Other benefits for athletes who have a proper sleeping pattern are including better performance intensity, more energy, better coordination, faster speed, and better mental functioning.

3. Better productivity and concentration

There were a few studies that scientists did in the early 2000s which analyzed the impact of the lack of sleep. What the scientists found was that sleeping has a connection to brain functions, including: productivity, concentration, and cognition. Later in 2015 in the Journal of Child Psychology and Psychiatry, it was found that children’s sleep patterns may probably have a direct influence on their behavior and academic performance.

4. Better calorie regulation

A study in the Proceedings of the National Academy of Sciences of the United States of America finds that an individual’s sleep patterns can influence the hormones inside the body which are responsible for appetite.

Getting enough sleep then will make an individual to consume fewer calories throughout the day. On the contrary, when one did not get enough sleep, they tend to eat more calories a day.

5. Lower risk of heart disease
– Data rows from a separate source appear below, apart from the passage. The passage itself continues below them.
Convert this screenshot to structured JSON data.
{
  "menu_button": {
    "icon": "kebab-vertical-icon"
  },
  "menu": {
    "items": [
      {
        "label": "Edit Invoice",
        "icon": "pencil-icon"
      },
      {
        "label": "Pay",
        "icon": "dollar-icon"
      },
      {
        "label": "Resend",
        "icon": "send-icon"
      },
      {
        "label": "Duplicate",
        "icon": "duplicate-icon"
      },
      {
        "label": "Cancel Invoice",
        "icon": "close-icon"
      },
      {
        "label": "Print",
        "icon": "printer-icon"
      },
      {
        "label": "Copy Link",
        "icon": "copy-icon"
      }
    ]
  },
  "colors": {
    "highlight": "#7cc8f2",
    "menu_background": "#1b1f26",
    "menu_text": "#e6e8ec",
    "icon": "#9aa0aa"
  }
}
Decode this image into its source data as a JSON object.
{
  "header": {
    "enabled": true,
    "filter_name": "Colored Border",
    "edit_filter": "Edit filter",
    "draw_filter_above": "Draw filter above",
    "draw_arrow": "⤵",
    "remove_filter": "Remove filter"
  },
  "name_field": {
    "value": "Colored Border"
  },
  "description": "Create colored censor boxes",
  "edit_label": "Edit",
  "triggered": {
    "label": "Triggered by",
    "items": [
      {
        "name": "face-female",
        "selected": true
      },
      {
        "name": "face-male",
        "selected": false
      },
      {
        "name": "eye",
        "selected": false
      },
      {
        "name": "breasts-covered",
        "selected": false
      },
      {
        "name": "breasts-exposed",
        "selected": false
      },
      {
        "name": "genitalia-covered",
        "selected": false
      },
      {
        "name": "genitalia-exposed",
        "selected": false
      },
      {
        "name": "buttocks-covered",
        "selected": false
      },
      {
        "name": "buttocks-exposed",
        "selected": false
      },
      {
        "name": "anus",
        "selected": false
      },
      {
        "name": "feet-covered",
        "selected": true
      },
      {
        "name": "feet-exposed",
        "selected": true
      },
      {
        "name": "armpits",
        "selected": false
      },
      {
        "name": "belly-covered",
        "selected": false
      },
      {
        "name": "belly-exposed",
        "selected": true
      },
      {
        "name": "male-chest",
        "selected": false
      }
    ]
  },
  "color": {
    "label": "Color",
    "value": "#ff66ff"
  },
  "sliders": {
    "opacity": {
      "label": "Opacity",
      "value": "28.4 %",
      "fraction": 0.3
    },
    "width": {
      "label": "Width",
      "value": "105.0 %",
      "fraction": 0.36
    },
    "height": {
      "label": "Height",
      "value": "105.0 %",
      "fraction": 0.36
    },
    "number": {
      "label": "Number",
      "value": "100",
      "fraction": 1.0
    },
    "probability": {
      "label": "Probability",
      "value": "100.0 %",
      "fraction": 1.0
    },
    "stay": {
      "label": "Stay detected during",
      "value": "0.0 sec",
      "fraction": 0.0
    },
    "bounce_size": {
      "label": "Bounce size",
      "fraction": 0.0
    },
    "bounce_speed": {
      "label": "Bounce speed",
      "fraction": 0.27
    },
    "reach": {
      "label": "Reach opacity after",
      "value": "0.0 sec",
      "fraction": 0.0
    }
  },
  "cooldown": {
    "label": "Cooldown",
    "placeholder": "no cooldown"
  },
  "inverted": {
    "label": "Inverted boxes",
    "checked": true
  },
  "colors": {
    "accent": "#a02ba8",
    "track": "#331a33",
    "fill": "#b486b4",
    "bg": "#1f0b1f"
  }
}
High blood pressure contributes to the higher risk of heart disease. As suggested by the Centers for Disease Control and Prevention (CDC), getting sufficient sleep every night allows the bodys blood pressure to regulate itself.

6. Stronger immune system
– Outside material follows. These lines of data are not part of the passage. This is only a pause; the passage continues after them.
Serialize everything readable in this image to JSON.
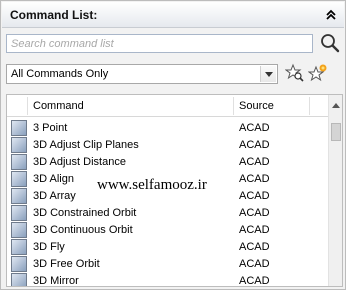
{
  "panel": {
    "title": "Command List:",
    "search_placeholder": "Search command list",
    "search_value": "",
    "filter_selected": "All Commands Only"
  },
  "list": {
    "columns": [
      "Command",
      "Source"
    ],
    "rows": [
      {
        "command": "3 Point",
        "source": "ACAD"
      },
      {
        "command": "3D Adjust Clip Planes",
        "source": "ACAD"
      },
      {
        "command": "3D Adjust Distance",
        "source": "ACAD"
      },
      {
        "command": "3D Align",
        "source": "ACAD"
      },
      {
        "command": "3D Array",
        "source": "ACAD"
      },
      {
        "command": "3D Constrained Orbit",
        "source": "ACAD"
      },
      {
        "command": "3D Continuous Orbit",
        "source": "ACAD"
      },
      {
        "command": "3D Fly",
        "source": "ACAD"
      },
      {
        "command": "3D Free Orbit",
        "source": "ACAD"
      },
      {
        "command": "3D Mirror",
        "source": "ACAD"
      }
    ]
  },
  "watermark": "www.selfamooz.ir"
}
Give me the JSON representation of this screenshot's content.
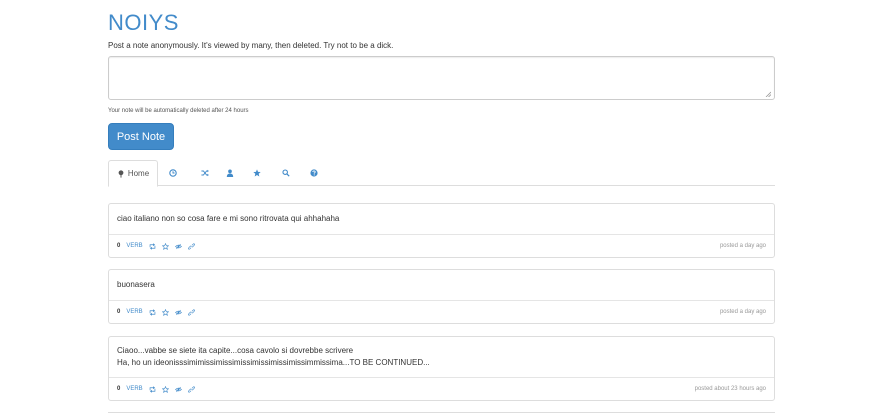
{
  "app": {
    "brand": "NOIYS",
    "tagline": "Post a note anonymously. It's viewed by many, then deleted. Try not to be a dick."
  },
  "composer": {
    "value": "",
    "placeholder": "",
    "helper": "Your note will be automatically deleted after 24 hours",
    "post_label": "Post Note"
  },
  "tabs": [
    {
      "label": "Home",
      "icon": "pushpin-icon",
      "active": true
    },
    {
      "label": "",
      "icon": "clock-icon"
    },
    {
      "label": "",
      "icon": "shuffle-icon"
    },
    {
      "label": "",
      "icon": "user-icon"
    },
    {
      "label": "",
      "icon": "star-icon"
    },
    {
      "label": "",
      "icon": "search-icon"
    },
    {
      "label": "",
      "icon": "question-icon"
    }
  ],
  "notes": [
    {
      "lines": [
        "ciao italiano non so cosa fare e mi sono ritrovata qui ahhahaha"
      ],
      "votes": "0",
      "verb": "VERB",
      "posted": "posted a day ago"
    },
    {
      "lines": [
        "buonasera"
      ],
      "votes": "0",
      "verb": "VERB",
      "posted": "posted a day ago"
    },
    {
      "lines": [
        "Ciaoo...vabbe se siete ita capite...cosa cavolo si dovrebbe scrivere",
        "Ha, ho un ideonisssimimissimissimissimissimissimissimmissima...TO BE CONTINUED..."
      ],
      "votes": "0",
      "verb": "VERB",
      "posted": "posted about 23 hours ago"
    }
  ],
  "colors": {
    "accent": "#428bca",
    "muted": "#999999",
    "border": "#dddddd"
  }
}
Sleep enables the body to repair, regenerate, and recover, including to strenghten the immune system. Many studies suggest that getting a better sleep quality can support the body to fight off infection.

7. Increase social and emotional intelligence

Sleep has connections to individuals’ social and emotional intelligence. Somebody who doesn’t get enough rest tends to have issues with noticing others’ emotions and expressions.

For instance, one study in the Journal of Sleep Research found that an individual has less emotional empathy when they do not get enough sleep.

8. Lower inflammation

There is a connection between getting enough sleep and the decreasing inflammation in the body. For instance, a study in the World Journal of Gastroenterology finds a connection between lack of sleep and inflammatory bowel diseases that affects individual’s gastrointestinal tract. The investigation indicates that lack of sleep can add to these diseases and vice versa.

9. Prevent depression

The relation between sleep and emotional well-being has been the subject of many researches for quite a while. The conslusion is that there is a connection between poor sleep patterns and depression.

JAMA Psychiatry found that a lack of sleep is one of the main factors which motivate people to die from suicide over 10 years. Another study in the Australian and New Zealand Journal of Psychiatry finds that people with sleep disorders like insomnia tend to show signs of depression.